As for those original first or early pressings? You’ll find them on Ebay, Amazon, or those aforementioned flea markets.

With actual compact disc sales declining (except in the United Kingdom where they remain robust) and digital sales stagnating (as streaming has gone up), vinyl records are steadily climbing. According to Nielsen Soundscan, from a low of one million units sold in 2007 in the United States and Canada, sales have ballooned up to 12 million in 2015! Incredible isn’t it?

Now here is another monkey wrench in your pre-conceived notions… many of the buyers  -- at least according to some vinyl records outlets in Manila – are youngsters. Yes, millennials.

Before you dismiss them as hipsters, you might actually want to consider that a good thing. Whether they are being faddish or genuinely fans of music, that’s good because listening to these records means taking time away from one’s gadgets to sit back, relax, read lyrics sheets, credits, and liner notes.

During an informal interview with proprietors of the Grey Market, a vinyl record store in Shoppersville, Greenhills, we were informed that there has been a steady increase in younger buyers. The shop has seen an upsurge in vinyl sales.

The Astrovision outlet at nearby Virra Mall has a steady catalogue of vinyl. “We have regular customers,” offered one sales person who declined to be identified. “I think they even sell more than the CDs.”

Over at Cubao X, that haven for artists and counter culture, there are at least five shops that sell vinyl records with the most prominent being Gold Digger and Vinyl Dump. During a recent trip to Cubao X (like Tuesday, December 20), we were informed that Original Pilipino Music albums have become popular sellers. Even a beaten up copy of the Juan dela Cruz Band’s last recording, 1980’s “Kahit Anong Mangyari”, fetches a whopping PhP 5,000! “APO Hiking Society albums among many, are very popular and are in demand,” said one shop owner.

The local market has been flooded with Japanese imports that sell for as low as Php800 and go as high as P1,800 on the average. The old issues, beaten up due to improper storage and care, sell for as low as P300!
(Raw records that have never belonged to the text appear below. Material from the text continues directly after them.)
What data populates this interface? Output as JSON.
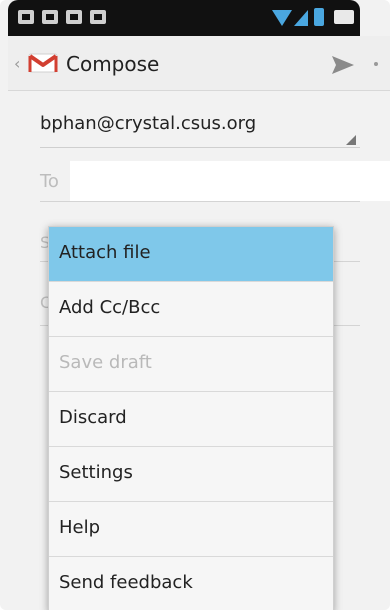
{
  "action_bar": {
    "title": "Compose"
  },
  "status_bar": {
    "icons": [
      "image-icon",
      "check-icon",
      "mail-icon",
      "shopping-bag-icon",
      "wifi-icon",
      "signal-icon",
      "battery-icon"
    ]
  },
  "compose": {
    "from": "bphan@crystal.csus.org",
    "to_label": "To",
    "to_value": "",
    "subject_placeholder": "S",
    "body_placeholder": "C"
  },
  "menu": {
    "items": [
      {
        "label": "Attach file",
        "state": "highlighted"
      },
      {
        "label": "Add Cc/Bcc",
        "state": "enabled"
      },
      {
        "label": "Save draft",
        "state": "disabled"
      },
      {
        "label": "Discard",
        "state": "enabled"
      },
      {
        "label": "Settings",
        "state": "enabled"
      },
      {
        "label": "Help",
        "state": "enabled"
      },
      {
        "label": "Send feedback",
        "state": "enabled"
      }
    ]
  },
  "colors": {
    "accent_highlight": "#7fc8ea",
    "status_icons": "#4aa7e0",
    "gmail_red": "#d23f31"
  }
}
“Pricey,” described Cubao X thrift shop proprietor Chito Soliven. “But worth it if you’re a fan. But the old ones even if they show their age are popular. Regarding the people who buy the vinyl records, we have both Filipino and foreigners. Especially the foreigners who have a better appreciation for this.”

With the surge in sales and popularity, does that mean turntables, amplifiers, and speakers are selling like hotcakes?
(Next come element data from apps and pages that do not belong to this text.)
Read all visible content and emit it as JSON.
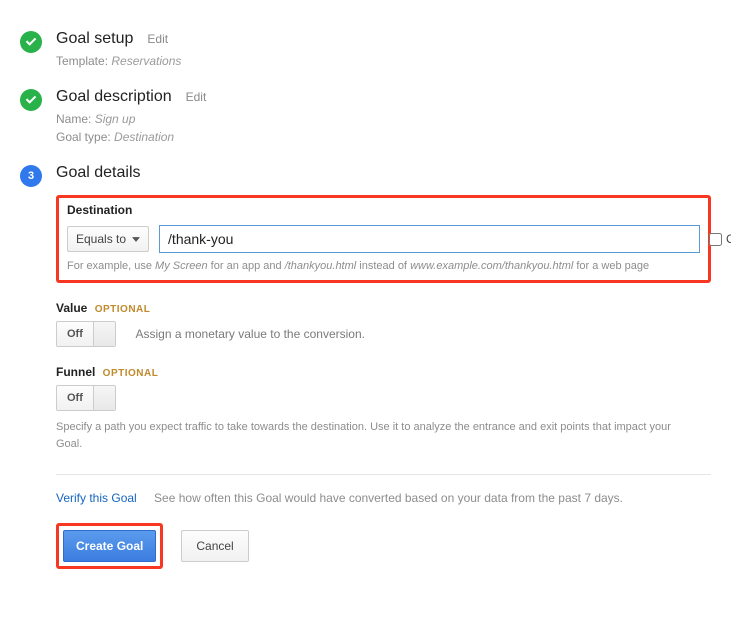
{
  "steps": {
    "setup": {
      "title": "Goal setup",
      "edit": "Edit",
      "template_label": "Template:",
      "template_value": "Reservations"
    },
    "description": {
      "title": "Goal description",
      "edit": "Edit",
      "name_label": "Name:",
      "name_value": "Sign up",
      "type_label": "Goal type:",
      "type_value": "Destination"
    },
    "details": {
      "number": "3",
      "title": "Goal details"
    }
  },
  "destination": {
    "label": "Destination",
    "match_mode": "Equals to",
    "value": "/thank-you",
    "case_sensitive_label": "Case sensitive",
    "hint_prefix": "For example, use ",
    "hint_app": "My Screen",
    "hint_mid1": " for an app and ",
    "hint_path": "/thankyou.html",
    "hint_mid2": " instead of ",
    "hint_full": "www.example.com/thankyou.html",
    "hint_suffix": " for a web page"
  },
  "value": {
    "label": "Value",
    "optional": "OPTIONAL",
    "toggle": "Off",
    "desc": "Assign a monetary value to the conversion."
  },
  "funnel": {
    "label": "Funnel",
    "optional": "OPTIONAL",
    "toggle": "Off",
    "desc": "Specify a path you expect traffic to take towards the destination. Use it to analyze the entrance and exit points that impact your Goal."
  },
  "verify": {
    "link": "Verify this Goal",
    "desc": "See how often this Goal would have converted based on your data from the past 7 days."
  },
  "buttons": {
    "create": "Create Goal",
    "cancel": "Cancel"
  }
}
Not exactly. Some really top of the line units sell for as high as PhP 65,000! The old ones, the lot and all, will go for as low as Php8,000. However, those units have definitely seen better days.

What are popular are those portable vinyl players with built-in speakers and contain USB port features that sell for several thousand bucks.
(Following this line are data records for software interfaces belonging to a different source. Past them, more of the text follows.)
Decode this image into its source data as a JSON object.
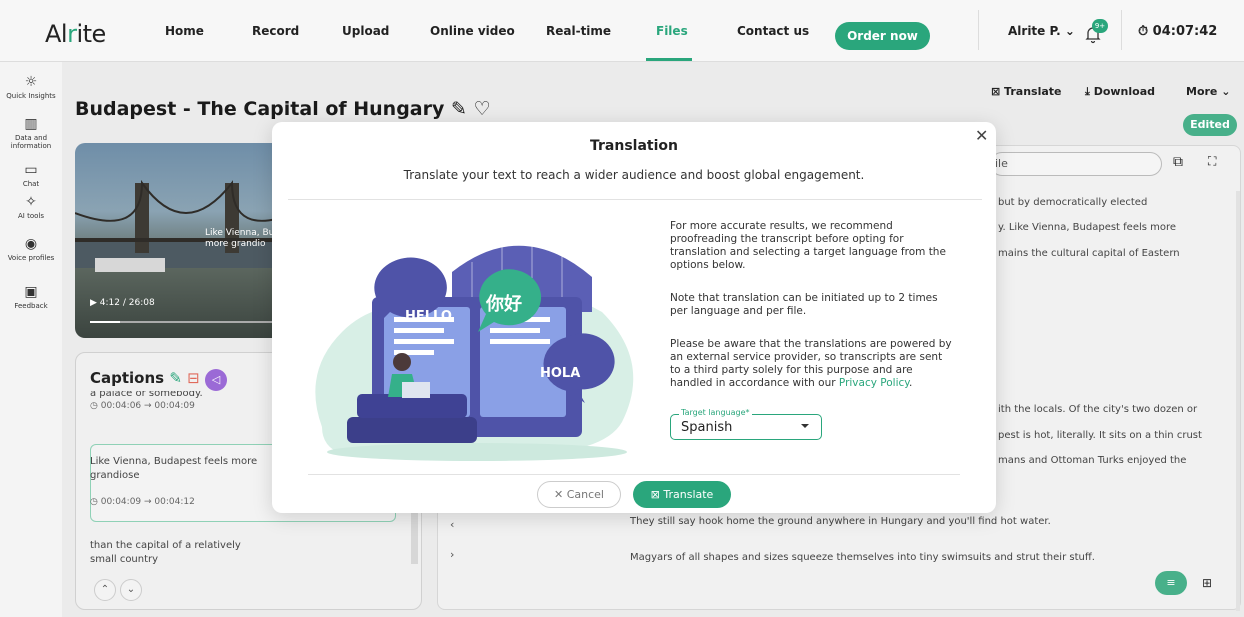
{
  "brand": {
    "logo_pre": "Al",
    "logo_accent": "r",
    "logo_post": "ite",
    "accent_color": "#2aa67c"
  },
  "nav": {
    "items": [
      "Home",
      "Record",
      "Upload",
      "Online video",
      "Real-time",
      "Files",
      "Contact us"
    ],
    "active": "Files",
    "order_label": "Order now",
    "user_label": "Alrite P. ⌄",
    "notif_count": "9+",
    "timer": "04:07:42"
  },
  "sidebar": {
    "items": [
      {
        "label": "Quick Insights",
        "icon": "bulb-icon"
      },
      {
        "label": "Data and information",
        "icon": "chart-icon"
      },
      {
        "label": "Chat",
        "icon": "chat-icon"
      },
      {
        "label": "AI tools",
        "icon": "ai-icon"
      },
      {
        "label": "Voice profiles",
        "icon": "voice-icon"
      },
      {
        "label": "Feedback",
        "icon": "feedback-icon"
      }
    ]
  },
  "file": {
    "title": "Budapest - The Capital of Hungary",
    "video_caption_l1": "Like Vienna, Budap",
    "video_caption_l2": "more grandio",
    "video_time": "4:12 / 26:08",
    "video_progress": 0.16
  },
  "toolbar_right": {
    "translate": "Translate",
    "download": "Download",
    "more": "More ⌄",
    "edited": "Edited"
  },
  "captions": {
    "title": "Captions",
    "items": [
      {
        "text": "a palace or somebody.",
        "time": "00:04:06 → 00:04:09"
      },
      {
        "text": "Like Vienna, Budapest feels more grandiose",
        "time": "00:04:09 → 00:04:12"
      },
      {
        "text": "than the capital of a relatively small country",
        "time": ""
      }
    ]
  },
  "transcript": {
    "search_fragment": "ile",
    "lines_top": [
      "but by democratically elected",
      "y. Like Vienna, Budapest feels more",
      "mains the cultural capital of Eastern"
    ],
    "lines_mid": [
      "ith the locals. Of the city's two dozen or",
      "pest is hot, literally. It sits on a thin crust",
      "mans and Ottoman Turks enjoyed the"
    ],
    "lines_bottom": [
      "They still say hook home the ground anywhere in Hungary and you'll find hot water.",
      "Magyars of all shapes and sizes squeeze themselves into tiny swimsuits and strut their stuff."
    ]
  },
  "modal": {
    "title": "Translation",
    "subtitle": "Translate your text to reach a wider audience and boost global engagement.",
    "para1": "For more accurate results, we recommend proofreading the transcript before opting for translation and selecting a target language from the options below.",
    "para2": "Note that translation can be initiated up to 2 times per language and per file.",
    "para3_pre": "Please be aware that the translations are powered by an external service provider, so transcripts are sent to a third party solely for this purpose and are handled in accordance with our ",
    "para3_link": "Privacy Policy",
    "para3_post": ".",
    "lang_label": "Target language*",
    "lang_value": "Spanish",
    "cancel": "Cancel",
    "translate": "Translate",
    "illustration": {
      "hello": "HELLO",
      "chinese": "你好",
      "hola": "HOLA"
    }
  }
}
“At least we know the vinyl market is alive,” underscored Soliven. “And that’s good for music overall. Plus, they make for a good Christmas gift this season! Yea, the gift of music.”